* [Task item] Give back all the records exactly, keeping every line whole.

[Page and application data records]

--- START ---

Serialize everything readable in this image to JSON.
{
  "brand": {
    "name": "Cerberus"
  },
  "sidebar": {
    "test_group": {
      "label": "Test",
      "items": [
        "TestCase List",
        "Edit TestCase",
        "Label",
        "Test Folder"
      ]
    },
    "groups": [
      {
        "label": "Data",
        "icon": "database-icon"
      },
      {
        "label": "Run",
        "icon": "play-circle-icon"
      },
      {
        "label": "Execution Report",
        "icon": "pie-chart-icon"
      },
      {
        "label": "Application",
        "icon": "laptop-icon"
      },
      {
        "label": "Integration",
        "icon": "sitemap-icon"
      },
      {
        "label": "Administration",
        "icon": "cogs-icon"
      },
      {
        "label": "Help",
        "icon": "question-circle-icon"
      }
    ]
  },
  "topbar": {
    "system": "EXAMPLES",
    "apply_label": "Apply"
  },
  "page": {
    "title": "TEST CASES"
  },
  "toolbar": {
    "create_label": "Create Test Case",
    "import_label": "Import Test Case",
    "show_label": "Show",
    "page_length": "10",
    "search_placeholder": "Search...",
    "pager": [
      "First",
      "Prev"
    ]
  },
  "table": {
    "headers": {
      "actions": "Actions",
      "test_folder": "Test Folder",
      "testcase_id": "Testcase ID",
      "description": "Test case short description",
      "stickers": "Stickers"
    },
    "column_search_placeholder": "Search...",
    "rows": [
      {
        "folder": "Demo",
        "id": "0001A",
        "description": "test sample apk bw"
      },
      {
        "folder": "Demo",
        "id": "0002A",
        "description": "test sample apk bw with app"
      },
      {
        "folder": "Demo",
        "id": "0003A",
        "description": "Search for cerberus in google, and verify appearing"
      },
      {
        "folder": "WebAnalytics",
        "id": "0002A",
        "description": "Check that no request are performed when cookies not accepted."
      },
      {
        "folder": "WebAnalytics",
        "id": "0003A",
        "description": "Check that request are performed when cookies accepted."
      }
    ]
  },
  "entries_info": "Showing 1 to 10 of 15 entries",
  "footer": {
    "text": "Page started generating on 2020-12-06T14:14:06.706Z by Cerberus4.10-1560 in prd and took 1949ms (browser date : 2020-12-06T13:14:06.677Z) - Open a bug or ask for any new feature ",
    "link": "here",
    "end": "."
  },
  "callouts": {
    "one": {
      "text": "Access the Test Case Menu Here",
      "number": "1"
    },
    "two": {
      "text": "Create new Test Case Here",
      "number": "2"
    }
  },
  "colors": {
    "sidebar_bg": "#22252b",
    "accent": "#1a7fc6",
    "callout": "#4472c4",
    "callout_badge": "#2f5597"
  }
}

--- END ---

* [Response to this exercise]
Serialize everything readable in this image to JSON.
{
  "brand": {
    "name": "Cerberus"
  },
  "sidebar": {
    "test_group": {
      "label": "Test",
      "items": [
        "TestCase List",
        "Edit TestCase",
        "Label",
        "Test Folder"
      ]
    },
    "groups": [
      {
        "label": "Data",
        "icon": "database-icon"
      },
      {
        "label": "Run",
        "icon": "play-circle-icon"
      },
      {
        "label": "Execution Report",
        "icon": "pie-chart-icon"
      },
      {
        "label": "Application",
        "icon": "laptop-icon"
      },
      {
        "label": "Integration",
        "icon": "sitemap-icon"
      },
      {
        "label": "Administration",
        "icon": "cogs-icon"
      },
      {
        "label": "Help",
        "icon": "question-circle-icon"
      }
    ]
  },
  "topbar": {
    "system": "EXAMPLES",
    "apply_label": "Apply"
  },
  "page": {
    "title": "TEST CASES"
  },
  "toolbar": {
    "create_label": "Create Test Case",
    "import_label": "Import Test Case",
    "show_label": "Show",
    "page_length": "10",
    "search_placeholder": "Search...",
    "pager": [
      "First",
      "Prev"
    ]
  },
  "table": {
    "headers": {
      "actions": "Actions",
      "test_folder": "Test Folder",
      "testcase_id": "Testcase ID",
      "description": "Test case short description",
      "stickers": "Stickers"
    },
    "column_search_placeholder": "Search...",
    "rows": [
      {
        "folder": "Demo",
        "id": "0001A",
        "description": "test sample apk bw"
      },
      {
        "folder": "Demo",
        "id": "0002A",
        "description": "test sample apk bw with app"
      },
      {
        "folder": "Demo",
        "id": "0003A",
        "description": "Search for cerberus in google, and verify appearing"
      },
      {
        "folder": "WebAnalytics",
        "id": "0002A",
        "description": "Check that no request are performed when cookies not accepted."
      },
      {
        "folder": "WebAnalytics",
        "id": "0003A",
        "description": "Check that request are performed when cookies accepted."
      }
    ]
  },
  "entries_info": "Showing 1 to 10 of 15 entries",
  "footer": {
    "text": "Page started generating on 2020-12-06T14:14:06.706Z by Cerberus4.10-1560 in prd and took 1949ms (browser date : 2020-12-06T13:14:06.677Z) - Open a bug or ask for any new feature ",
    "link": "here",
    "end": "."
  },
  "callouts": {
    "one": {
      "text": "Access the Test Case Menu Here",
      "number": "1"
    },
    "two": {
      "text": "Create new Test Case Here",
      "number": "2"
    }
  },
  "colors": {
    "sidebar_bg": "#22252b",
    "accent": "#1a7fc6",
    "callout": "#4472c4",
    "callout_badge": "#2f5597"
  }
}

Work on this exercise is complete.